Our very good friends Vicky and Dan suggested we do a cook-along Zoom call. Zoom is the new norm for 2020, web calls to friends instead of meeting them in a pub for a cheeky pint or many…

We settled on both cooking the same pork belly dish, so in the end it was more of a ‘leave it in the oven for many hours’ and just chat and catch up. 4-5 hours in fact.

This pork belly dish is from Tapas Revolution; the recipe is publicly available on their website:

https://www.tapasrevolution.com/recipesomar/2017/10/19/torreznos-con-mojo-dulce-slow-cooked-pork-belly

It is a very simple dish to make. In fact the hardest part was finding someone that sold pork belly. We had to settle for strips from Ocado (they are doing sterling work during the lockdown), and this did not spoil the dish at all.

Simply rub the pork belly with salt, pour a bottle of beer over your pork belly and leave in the oven while you go about your business. No checking required – just leave it to do its thing.

When 5 hours have passed – or somewhere in between make the Mojo Dulce sauce. This is somewhat more complicated but well worth doing properly. Throw in some new potatoes and serve when they are cooked through.

As with all cook-alongs (we’ve done a couple with my in-laws) timing is everything. Both being ready to eat at the same time is an art form. Vicky and Dan’s sauce was beautifully blended – mine was somewhat more rustic! The sauce was finished off properly on my side the next day and had with the leftovers.
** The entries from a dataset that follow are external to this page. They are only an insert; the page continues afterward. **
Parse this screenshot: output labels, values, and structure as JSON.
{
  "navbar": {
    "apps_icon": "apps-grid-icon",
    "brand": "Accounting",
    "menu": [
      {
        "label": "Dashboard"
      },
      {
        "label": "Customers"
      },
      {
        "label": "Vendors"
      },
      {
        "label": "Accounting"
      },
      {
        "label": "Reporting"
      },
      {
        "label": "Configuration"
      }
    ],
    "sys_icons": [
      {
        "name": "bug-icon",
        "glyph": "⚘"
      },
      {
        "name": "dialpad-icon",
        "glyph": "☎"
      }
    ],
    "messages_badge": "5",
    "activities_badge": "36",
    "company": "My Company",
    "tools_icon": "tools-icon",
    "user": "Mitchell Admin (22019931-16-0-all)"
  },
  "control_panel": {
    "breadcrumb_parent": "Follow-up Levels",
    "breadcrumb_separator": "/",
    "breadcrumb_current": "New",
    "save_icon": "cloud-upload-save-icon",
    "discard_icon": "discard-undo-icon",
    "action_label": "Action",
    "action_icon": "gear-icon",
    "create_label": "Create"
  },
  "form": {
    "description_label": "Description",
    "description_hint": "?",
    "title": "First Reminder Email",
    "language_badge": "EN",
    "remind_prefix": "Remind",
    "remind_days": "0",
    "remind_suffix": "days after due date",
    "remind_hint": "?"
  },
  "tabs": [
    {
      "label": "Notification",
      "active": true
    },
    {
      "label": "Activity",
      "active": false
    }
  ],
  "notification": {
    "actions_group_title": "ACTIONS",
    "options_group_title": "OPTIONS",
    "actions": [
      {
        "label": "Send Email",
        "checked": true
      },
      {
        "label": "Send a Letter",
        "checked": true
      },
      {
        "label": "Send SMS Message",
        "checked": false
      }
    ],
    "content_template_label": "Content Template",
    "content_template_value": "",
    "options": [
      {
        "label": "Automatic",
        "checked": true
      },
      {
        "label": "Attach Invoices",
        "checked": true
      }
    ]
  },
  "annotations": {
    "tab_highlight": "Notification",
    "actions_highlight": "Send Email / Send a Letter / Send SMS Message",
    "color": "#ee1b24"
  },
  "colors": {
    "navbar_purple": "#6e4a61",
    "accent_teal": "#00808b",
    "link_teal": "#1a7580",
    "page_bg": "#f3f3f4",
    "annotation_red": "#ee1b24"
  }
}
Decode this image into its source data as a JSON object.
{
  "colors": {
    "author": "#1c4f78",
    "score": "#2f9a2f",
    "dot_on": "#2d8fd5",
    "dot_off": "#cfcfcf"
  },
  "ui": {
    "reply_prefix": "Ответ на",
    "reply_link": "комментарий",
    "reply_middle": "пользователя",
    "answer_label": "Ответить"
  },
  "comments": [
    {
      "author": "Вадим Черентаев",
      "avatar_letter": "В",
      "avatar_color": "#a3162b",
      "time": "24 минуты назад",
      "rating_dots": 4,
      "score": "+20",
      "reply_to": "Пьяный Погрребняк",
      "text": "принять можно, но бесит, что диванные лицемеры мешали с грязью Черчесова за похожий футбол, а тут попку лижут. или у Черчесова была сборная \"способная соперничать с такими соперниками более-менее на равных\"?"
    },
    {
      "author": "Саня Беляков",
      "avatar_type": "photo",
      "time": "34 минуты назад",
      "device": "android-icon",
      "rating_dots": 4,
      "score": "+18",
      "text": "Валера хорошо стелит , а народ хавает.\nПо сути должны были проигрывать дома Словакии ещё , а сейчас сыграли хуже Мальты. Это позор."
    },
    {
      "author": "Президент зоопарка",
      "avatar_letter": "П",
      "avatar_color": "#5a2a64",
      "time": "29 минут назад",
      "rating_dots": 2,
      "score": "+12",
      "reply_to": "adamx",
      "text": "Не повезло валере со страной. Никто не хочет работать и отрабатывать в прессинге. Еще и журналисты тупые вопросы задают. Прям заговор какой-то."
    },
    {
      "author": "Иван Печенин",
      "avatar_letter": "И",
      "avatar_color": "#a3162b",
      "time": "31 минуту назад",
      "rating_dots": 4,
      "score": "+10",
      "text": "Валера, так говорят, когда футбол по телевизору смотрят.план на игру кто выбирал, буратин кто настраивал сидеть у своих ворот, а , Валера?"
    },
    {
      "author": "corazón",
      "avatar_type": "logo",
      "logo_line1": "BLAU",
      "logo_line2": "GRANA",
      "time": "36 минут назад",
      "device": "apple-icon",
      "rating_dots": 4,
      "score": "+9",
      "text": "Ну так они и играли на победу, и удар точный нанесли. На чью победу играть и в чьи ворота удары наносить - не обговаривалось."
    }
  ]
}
I can thoroughly recommend making this if you’re prepared to sacrifice a beer to the oven gods.